[Excerpts from an interface dataset]
▼

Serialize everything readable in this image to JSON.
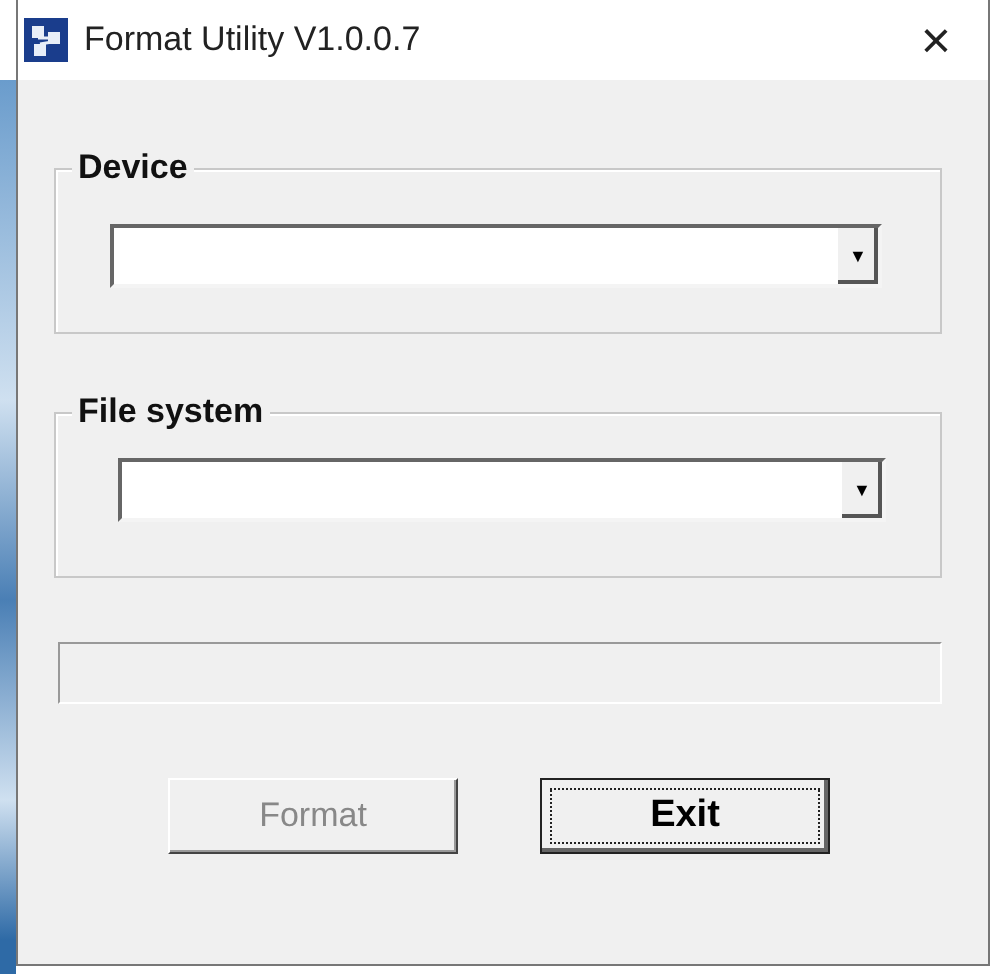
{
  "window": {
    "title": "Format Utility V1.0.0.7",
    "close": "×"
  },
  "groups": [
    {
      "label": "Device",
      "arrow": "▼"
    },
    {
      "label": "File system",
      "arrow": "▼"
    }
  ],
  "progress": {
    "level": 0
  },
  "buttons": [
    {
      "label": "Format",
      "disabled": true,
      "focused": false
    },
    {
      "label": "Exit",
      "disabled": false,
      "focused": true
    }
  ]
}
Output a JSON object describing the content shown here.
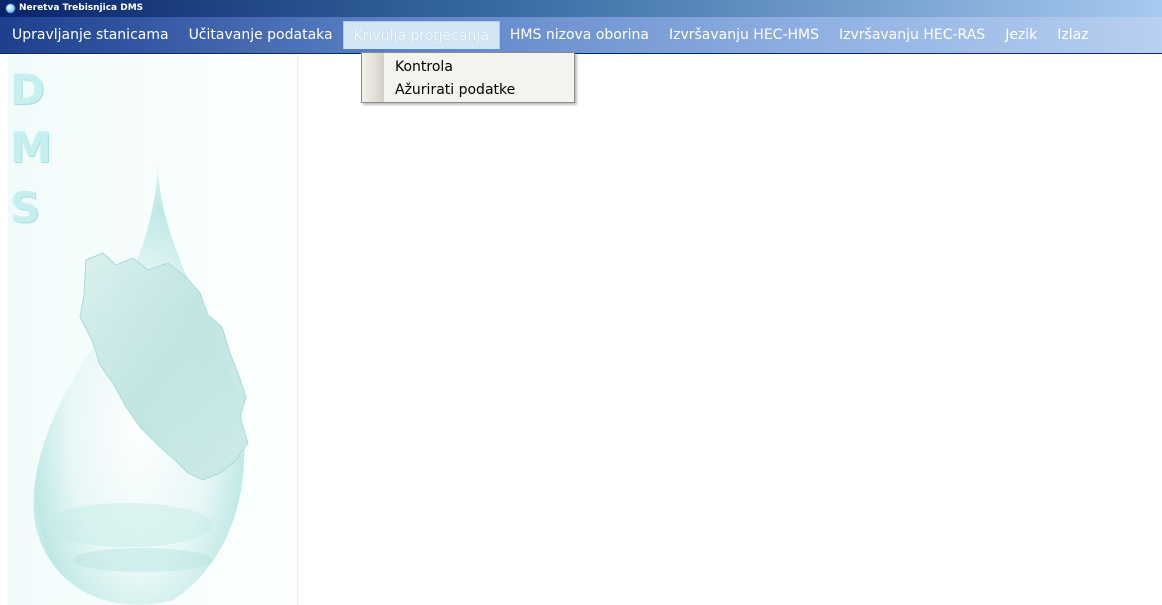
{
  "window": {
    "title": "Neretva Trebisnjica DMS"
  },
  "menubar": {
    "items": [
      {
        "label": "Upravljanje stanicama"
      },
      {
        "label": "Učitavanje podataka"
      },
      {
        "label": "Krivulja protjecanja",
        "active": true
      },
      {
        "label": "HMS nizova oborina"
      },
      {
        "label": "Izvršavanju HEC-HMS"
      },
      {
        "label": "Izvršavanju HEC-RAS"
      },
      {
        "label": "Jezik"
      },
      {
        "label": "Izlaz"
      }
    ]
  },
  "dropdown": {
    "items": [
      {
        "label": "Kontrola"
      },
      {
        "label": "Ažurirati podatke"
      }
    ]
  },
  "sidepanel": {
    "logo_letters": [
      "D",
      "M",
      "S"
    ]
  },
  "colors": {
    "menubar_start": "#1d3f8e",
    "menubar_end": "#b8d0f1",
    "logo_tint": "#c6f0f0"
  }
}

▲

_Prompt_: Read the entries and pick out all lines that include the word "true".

_Problem solution_:
      "disabled": true,
      "focused": true
        "active": true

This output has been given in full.